# Work task
Set down each record exactly as written.
*** Opening of Data in this exercise ***
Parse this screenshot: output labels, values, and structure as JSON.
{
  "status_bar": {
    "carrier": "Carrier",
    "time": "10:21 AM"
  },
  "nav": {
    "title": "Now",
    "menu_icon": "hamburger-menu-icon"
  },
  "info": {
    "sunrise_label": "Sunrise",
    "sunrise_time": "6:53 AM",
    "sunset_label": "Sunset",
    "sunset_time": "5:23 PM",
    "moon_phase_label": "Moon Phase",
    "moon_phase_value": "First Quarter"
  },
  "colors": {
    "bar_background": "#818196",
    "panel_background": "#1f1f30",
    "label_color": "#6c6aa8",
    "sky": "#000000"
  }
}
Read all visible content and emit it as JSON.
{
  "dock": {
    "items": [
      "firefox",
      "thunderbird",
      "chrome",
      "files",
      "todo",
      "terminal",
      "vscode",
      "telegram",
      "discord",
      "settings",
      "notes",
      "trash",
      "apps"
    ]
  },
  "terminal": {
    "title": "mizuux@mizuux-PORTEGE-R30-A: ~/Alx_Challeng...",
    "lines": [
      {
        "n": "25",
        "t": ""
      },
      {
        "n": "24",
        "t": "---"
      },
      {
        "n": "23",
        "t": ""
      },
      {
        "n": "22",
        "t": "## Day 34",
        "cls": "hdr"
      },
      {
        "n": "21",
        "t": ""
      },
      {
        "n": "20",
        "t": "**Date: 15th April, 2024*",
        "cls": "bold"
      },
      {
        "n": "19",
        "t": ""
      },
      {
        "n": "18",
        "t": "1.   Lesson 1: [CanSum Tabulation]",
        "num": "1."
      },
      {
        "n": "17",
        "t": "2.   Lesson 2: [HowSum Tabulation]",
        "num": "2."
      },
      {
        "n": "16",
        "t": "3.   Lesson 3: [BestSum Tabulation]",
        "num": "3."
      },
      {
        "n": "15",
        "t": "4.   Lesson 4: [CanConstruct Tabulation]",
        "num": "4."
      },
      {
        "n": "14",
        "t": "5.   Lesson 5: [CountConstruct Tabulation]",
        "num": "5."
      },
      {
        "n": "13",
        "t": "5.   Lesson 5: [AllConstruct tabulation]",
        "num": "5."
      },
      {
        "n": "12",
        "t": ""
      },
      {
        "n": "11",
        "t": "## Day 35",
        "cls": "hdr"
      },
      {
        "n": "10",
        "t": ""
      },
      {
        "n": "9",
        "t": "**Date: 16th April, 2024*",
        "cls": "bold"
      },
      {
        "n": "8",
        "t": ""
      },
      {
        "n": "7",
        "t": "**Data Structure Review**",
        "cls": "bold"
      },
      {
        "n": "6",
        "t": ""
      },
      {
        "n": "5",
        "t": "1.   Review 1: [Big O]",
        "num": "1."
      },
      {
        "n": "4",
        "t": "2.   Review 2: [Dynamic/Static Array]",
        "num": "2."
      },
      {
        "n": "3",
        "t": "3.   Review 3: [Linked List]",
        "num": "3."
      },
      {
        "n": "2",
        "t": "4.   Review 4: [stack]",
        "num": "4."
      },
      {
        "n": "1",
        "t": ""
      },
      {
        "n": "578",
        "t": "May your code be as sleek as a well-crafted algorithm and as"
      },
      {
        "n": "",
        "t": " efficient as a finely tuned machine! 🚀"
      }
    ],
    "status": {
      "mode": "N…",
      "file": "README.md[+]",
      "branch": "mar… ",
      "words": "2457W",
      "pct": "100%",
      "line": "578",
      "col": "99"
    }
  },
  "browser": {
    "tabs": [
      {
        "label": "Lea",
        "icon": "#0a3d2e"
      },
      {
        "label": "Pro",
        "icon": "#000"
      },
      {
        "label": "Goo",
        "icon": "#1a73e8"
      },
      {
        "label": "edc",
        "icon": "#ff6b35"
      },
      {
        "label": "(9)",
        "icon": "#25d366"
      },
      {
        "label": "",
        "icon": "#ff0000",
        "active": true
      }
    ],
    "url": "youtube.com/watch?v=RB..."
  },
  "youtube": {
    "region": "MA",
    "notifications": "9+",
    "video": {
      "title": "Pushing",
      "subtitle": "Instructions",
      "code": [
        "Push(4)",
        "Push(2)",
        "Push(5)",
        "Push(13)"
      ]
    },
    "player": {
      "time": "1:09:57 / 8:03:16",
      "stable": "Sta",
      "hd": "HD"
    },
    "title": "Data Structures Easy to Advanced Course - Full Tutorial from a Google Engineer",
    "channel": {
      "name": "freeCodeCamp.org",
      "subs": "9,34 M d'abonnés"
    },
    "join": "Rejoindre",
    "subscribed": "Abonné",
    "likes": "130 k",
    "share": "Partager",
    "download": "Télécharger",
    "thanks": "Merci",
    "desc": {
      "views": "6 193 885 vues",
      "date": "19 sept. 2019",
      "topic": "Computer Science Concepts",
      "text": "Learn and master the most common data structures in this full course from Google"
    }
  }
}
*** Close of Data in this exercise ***
# Solution to the exercise
Parse this screenshot: output labels, values, and structure as JSON.
{
  "status_bar": {
    "carrier": "Carrier",
    "time": "10:21 AM"
  },
  "nav": {
    "title": "Now",
    "menu_icon": "hamburger-menu-icon"
  },
  "info": {
    "sunrise_label": "Sunrise",
    "sunrise_time": "6:53 AM",
    "sunset_label": "Sunset",
    "sunset_time": "5:23 PM",
    "moon_phase_label": "Moon Phase",
    "moon_phase_value": "First Quarter"
  },
  "colors": {
    "bar_background": "#818196",
    "panel_background": "#1f1f30",
    "label_color": "#6c6aa8",
    "sky": "#000000"
  }
}
Read all visible content and emit it as JSON.
{
  "dock": {
    "items": [
      "firefox",
      "thunderbird",
      "chrome",
      "files",
      "todo",
      "terminal",
      "vscode",
      "telegram",
      "discord",
      "settings",
      "notes",
      "trash",
      "apps"
    ]
  },
  "terminal": {
    "title": "mizuux@mizuux-PORTEGE-R30-A: ~/Alx_Challeng...",
    "lines": [
      {
        "n": "25",
        "t": ""
      },
      {
        "n": "24",
        "t": "---"
      },
      {
        "n": "23",
        "t": ""
      },
      {
        "n": "22",
        "t": "## Day 34",
        "cls": "hdr"
      },
      {
        "n": "21",
        "t": ""
      },
      {
        "n": "20",
        "t": "**Date: 15th April, 2024*",
        "cls": "bold"
      },
      {
        "n": "19",
        "t": ""
      },
      {
        "n": "18",
        "t": "1.   Lesson 1: [CanSum Tabulation]",
        "num": "1."
      },
      {
        "n": "17",
        "t": "2.   Lesson 2: [HowSum Tabulation]",
        "num": "2."
      },
      {
        "n": "16",
        "t": "3.   Lesson 3: [BestSum Tabulation]",
        "num": "3."
      },
      {
        "n": "15",
        "t": "4.   Lesson 4: [CanConstruct Tabulation]",
        "num": "4."
      },
      {
        "n": "14",
        "t": "5.   Lesson 5: [CountConstruct Tabulation]",
        "num": "5."
      },
      {
        "n": "13",
        "t": "5.   Lesson 5: [AllConstruct tabulation]",
        "num": "5."
      },
      {
        "n": "12",
        "t": ""
      },
      {
        "n": "11",
        "t": "## Day 35",
        "cls": "hdr"
      },
      {
        "n": "10",
        "t": ""
      },
      {
        "n": "9",
        "t": "**Date: 16th April, 2024*",
        "cls": "bold"
      },
      {
        "n": "8",
        "t": ""
      },
      {
        "n": "7",
        "t": "**Data Structure Review**",
        "cls": "bold"
      },
      {
        "n": "6",
        "t": ""
      },
      {
        "n": "5",
        "t": "1.   Review 1: [Big O]",
        "num": "1."
      },
      {
        "n": "4",
        "t": "2.   Review 2: [Dynamic/Static Array]",
        "num": "2."
      },
      {
        "n": "3",
        "t": "3.   Review 3: [Linked List]",
        "num": "3."
      },
      {
        "n": "2",
        "t": "4.   Review 4: [stack]",
        "num": "4."
      },
      {
        "n": "1",
        "t": ""
      },
      {
        "n": "578",
        "t": "May your code be as sleek as a well-crafted algorithm and as"
      },
      {
        "n": "",
        "t": " efficient as a finely tuned machine! 🚀"
      }
    ],
    "status": {
      "mode": "N…",
      "file": "README.md[+]",
      "branch": "mar… ",
      "words": "2457W",
      "pct": "100%",
      "line": "578",
      "col": "99"
    }
  },
  "browser": {
    "tabs": [
      {
        "label": "Lea",
        "icon": "#0a3d2e"
      },
      {
        "label": "Pro",
        "icon": "#000"
      },
      {
        "label": "Goo",
        "icon": "#1a73e8"
      },
      {
        "label": "edc",
        "icon": "#ff6b35"
      },
      {
        "label": "(9)",
        "icon": "#25d366"
      },
      {
        "label": "",
        "icon": "#ff0000",
        "active": true
      }
    ],
    "url": "youtube.com/watch?v=RB..."
  },
  "youtube": {
    "region": "MA",
    "notifications": "9+",
    "video": {
      "title": "Pushing",
      "subtitle": "Instructions",
      "code": [
        "Push(4)",
        "Push(2)",
        "Push(5)",
        "Push(13)"
      ]
    },
    "player": {
      "time": "1:09:57 / 8:03:16",
      "stable": "Sta",
      "hd": "HD"
    },
    "title": "Data Structures Easy to Advanced Course - Full Tutorial from a Google Engineer",
    "channel": {
      "name": "freeCodeCamp.org",
      "subs": "9,34 M d'abonnés"
    },
    "join": "Rejoindre",
    "subscribed": "Abonné",
    "likes": "130 k",
    "share": "Partager",
    "download": "Télécharger",
    "thanks": "Merci",
    "desc": {
      "views": "6 193 885 vues",
      "date": "19 sept. 2019",
      "topic": "Computer Science Concepts",
      "text": "Learn and master the most common data structures in this full course from Google"
    }
  }
}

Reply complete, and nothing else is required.